There was a severe backlash to this report from left-wing media outlets. Most arguments highlighted that there are cultural differences to explain the underperformance of poor white students. Ironically, these sounded very similar to the ‘culture’ argument made by white conservatives to explain the underperformance of black students. This surprisingly ‘right-wing’ argument made by ‘left-wing’ publications could highlight the resurgence of the horseshoe theory of political spectrums.
Many publications also correctly stated that poor white students are not the lowest-achieving ethnic group within the working class group studied. Less conservative MPs on the committee even said:
In essence, this highlights that educational inequality is primarily a class issue, though there is irrefutable racial inequality within classes. Also, given that ethnic minorities are disproportionately lower and middle class, there is inevitably an overlap between racial and class inequality. However, improving class inequality can have substantial positive impacts across large swathes of the population. On the other hand, improving different types of inequality can help bring balance within classes but will ultimately only positively impact smaller segments of the population.

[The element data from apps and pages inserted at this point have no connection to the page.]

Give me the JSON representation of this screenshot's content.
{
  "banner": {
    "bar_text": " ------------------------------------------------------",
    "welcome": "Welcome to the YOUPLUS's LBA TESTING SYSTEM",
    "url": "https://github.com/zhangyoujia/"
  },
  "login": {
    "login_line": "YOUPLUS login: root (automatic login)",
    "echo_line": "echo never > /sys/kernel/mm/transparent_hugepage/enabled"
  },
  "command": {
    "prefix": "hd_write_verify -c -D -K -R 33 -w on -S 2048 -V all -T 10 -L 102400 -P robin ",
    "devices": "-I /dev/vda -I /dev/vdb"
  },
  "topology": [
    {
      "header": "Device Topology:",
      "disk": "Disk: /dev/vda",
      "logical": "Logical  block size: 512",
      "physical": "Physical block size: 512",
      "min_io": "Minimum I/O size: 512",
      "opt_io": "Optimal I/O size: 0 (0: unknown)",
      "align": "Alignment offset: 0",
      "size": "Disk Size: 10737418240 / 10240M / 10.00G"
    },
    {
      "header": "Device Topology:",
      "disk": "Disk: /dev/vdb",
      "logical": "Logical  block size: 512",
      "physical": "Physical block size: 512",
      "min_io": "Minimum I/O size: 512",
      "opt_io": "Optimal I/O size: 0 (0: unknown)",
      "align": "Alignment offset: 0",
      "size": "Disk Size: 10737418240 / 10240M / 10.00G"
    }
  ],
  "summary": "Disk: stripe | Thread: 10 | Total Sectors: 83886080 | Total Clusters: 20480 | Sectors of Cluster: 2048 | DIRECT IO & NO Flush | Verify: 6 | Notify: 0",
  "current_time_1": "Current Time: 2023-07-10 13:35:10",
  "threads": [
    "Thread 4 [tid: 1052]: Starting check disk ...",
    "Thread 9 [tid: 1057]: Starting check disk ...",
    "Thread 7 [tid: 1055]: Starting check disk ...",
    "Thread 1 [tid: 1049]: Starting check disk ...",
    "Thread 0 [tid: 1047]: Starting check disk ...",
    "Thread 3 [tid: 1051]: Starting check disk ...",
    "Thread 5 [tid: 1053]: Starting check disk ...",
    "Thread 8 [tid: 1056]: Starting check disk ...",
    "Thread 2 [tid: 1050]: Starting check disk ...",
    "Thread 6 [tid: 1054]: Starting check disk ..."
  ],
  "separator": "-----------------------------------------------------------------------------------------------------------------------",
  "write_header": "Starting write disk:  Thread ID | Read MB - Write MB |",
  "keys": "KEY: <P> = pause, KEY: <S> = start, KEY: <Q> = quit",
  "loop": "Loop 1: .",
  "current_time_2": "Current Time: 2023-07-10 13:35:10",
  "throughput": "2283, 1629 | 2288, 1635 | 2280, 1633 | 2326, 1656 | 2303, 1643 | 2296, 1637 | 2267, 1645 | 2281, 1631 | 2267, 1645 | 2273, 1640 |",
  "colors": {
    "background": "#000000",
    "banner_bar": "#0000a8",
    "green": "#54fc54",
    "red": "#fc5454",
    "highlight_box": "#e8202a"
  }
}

Nothing brings people together like a common enemy. Kindness, justice, and advocating for someone other than oneself are probably some of the most effective cures for most social and economic problems. The best way to soften the bias of the average white male line worker would be to see a black co-worker or a black member of an allied union standing firm in the picket line next to him. You would probably easily convince that person that anyone who works hard should be getting a living wage. On the other hand, alienate that same worker with name-calling, race-specific training, and the other schemes from the identity politics playbook; you’ll be able to convince that person to never vote for anyone who wants to help someone outside his racial group.
Ultimately, it’s evident that there is a significant divide based on class regarding most societal outcomes. The divide that exists amongst the ethnic groups within each class is still a problem. However, the much more substantial issue is the difference in attainment between the different classes. Though class reductionism can pull focus away from other forms of inequality, improving class inequality can substantially positively impact most groups in society. We should look at inequality as a “class first”, not a “class only” problem.